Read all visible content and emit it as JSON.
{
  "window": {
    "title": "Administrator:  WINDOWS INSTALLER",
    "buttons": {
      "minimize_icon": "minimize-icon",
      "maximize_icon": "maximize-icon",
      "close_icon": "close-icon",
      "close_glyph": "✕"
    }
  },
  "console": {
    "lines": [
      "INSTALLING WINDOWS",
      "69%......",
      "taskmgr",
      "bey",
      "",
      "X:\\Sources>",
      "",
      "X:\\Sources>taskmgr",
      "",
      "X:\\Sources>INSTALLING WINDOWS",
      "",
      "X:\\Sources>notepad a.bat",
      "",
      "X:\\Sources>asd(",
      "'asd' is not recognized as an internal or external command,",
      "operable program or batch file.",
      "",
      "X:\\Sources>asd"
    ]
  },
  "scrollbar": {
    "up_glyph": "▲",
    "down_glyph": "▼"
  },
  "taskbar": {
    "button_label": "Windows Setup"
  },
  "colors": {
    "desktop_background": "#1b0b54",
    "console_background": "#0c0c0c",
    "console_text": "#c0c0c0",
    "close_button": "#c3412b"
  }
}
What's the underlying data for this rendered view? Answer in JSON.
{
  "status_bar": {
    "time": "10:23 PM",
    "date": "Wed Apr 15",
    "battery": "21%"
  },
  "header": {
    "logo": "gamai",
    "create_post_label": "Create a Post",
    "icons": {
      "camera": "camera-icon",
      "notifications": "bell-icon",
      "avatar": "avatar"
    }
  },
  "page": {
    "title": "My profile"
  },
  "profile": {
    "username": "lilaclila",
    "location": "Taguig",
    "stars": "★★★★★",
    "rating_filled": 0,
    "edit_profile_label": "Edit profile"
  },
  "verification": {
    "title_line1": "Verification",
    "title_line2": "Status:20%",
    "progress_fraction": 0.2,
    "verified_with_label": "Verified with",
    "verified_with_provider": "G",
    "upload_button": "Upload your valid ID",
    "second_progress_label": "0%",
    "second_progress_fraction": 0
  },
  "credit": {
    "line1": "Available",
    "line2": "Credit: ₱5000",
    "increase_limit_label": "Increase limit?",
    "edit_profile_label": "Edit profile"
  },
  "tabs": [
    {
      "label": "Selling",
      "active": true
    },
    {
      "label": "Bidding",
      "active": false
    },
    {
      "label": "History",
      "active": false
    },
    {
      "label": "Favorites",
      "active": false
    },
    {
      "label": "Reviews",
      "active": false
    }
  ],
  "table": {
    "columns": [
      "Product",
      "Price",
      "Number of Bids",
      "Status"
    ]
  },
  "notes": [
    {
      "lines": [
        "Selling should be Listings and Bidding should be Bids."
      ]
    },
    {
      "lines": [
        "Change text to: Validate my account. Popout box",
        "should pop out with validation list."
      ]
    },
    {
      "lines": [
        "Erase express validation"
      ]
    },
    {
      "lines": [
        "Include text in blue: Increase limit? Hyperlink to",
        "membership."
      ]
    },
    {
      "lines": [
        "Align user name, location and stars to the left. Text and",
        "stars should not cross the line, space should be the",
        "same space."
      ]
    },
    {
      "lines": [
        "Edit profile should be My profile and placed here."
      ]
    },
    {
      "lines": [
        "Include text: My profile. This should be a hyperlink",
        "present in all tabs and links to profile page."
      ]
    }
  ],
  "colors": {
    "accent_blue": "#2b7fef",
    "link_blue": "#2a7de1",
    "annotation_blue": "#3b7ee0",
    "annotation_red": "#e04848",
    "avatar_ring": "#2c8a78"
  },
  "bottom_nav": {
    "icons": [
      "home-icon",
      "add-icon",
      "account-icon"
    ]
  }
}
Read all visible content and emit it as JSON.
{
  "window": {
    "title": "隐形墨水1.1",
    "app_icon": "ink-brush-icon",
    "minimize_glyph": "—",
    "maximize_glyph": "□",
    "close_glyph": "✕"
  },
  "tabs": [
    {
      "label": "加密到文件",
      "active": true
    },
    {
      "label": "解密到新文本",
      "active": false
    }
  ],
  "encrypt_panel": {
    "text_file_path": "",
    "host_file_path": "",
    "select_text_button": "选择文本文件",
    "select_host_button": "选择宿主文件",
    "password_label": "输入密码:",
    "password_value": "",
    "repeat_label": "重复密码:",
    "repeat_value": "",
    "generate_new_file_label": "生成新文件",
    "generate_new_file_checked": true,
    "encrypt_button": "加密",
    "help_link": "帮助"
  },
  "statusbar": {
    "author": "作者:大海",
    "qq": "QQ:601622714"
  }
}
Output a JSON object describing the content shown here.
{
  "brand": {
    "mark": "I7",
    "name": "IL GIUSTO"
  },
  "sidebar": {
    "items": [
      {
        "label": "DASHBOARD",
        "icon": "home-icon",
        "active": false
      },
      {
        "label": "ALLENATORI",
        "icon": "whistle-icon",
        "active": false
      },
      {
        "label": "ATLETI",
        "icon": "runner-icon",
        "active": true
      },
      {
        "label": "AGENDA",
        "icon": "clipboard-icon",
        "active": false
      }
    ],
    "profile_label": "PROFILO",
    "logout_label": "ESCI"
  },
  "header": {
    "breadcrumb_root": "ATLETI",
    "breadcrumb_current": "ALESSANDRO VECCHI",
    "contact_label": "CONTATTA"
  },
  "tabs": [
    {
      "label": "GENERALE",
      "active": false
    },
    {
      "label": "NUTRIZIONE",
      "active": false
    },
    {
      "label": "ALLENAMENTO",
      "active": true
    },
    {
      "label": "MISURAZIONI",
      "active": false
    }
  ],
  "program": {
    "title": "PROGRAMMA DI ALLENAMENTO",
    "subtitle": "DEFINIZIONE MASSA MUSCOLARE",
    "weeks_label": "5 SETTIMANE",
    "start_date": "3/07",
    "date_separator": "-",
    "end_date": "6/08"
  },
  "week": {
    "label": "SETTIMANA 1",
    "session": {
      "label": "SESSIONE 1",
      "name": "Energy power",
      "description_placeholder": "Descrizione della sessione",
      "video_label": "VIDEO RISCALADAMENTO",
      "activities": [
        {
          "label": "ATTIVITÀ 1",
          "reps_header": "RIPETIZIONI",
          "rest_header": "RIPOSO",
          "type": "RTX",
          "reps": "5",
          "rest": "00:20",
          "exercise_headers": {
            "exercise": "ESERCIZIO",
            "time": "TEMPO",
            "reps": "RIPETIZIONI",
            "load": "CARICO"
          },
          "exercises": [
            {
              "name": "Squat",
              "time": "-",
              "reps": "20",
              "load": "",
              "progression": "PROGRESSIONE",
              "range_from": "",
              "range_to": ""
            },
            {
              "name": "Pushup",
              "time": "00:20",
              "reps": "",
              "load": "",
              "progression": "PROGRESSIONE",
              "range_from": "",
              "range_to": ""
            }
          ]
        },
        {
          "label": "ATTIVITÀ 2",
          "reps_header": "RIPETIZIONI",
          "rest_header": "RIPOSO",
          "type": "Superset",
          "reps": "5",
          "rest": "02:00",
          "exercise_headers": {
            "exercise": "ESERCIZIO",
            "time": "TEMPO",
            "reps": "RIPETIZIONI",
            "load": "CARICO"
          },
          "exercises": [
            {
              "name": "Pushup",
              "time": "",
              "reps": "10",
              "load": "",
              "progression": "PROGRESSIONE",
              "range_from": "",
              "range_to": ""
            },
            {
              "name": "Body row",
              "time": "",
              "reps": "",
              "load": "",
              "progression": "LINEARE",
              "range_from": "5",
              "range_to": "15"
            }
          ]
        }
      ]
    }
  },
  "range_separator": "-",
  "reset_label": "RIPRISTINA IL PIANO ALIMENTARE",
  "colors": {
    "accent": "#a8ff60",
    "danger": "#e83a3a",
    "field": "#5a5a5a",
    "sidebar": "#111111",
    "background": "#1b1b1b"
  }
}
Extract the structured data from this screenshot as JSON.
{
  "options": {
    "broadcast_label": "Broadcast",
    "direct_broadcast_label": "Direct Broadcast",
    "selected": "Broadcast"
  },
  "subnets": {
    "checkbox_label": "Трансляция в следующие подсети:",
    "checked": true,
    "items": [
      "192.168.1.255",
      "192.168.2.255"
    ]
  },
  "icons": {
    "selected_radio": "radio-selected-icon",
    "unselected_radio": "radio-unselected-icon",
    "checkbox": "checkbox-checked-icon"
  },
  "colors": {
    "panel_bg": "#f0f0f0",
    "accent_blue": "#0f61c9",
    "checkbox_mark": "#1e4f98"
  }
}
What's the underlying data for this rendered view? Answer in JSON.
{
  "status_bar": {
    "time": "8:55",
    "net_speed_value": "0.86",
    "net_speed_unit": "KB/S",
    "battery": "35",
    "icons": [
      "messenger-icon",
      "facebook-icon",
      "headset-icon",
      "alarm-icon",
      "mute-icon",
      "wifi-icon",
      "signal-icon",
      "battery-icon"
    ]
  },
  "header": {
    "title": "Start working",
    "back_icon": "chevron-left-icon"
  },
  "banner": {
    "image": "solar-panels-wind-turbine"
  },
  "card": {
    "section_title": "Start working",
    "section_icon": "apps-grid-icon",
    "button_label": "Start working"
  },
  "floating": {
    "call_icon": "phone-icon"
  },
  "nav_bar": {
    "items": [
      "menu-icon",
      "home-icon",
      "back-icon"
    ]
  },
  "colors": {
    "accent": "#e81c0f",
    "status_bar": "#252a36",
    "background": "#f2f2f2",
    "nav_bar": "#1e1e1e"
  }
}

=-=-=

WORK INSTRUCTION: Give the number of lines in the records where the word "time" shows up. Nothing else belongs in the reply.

EXERCISE ANSWER: 8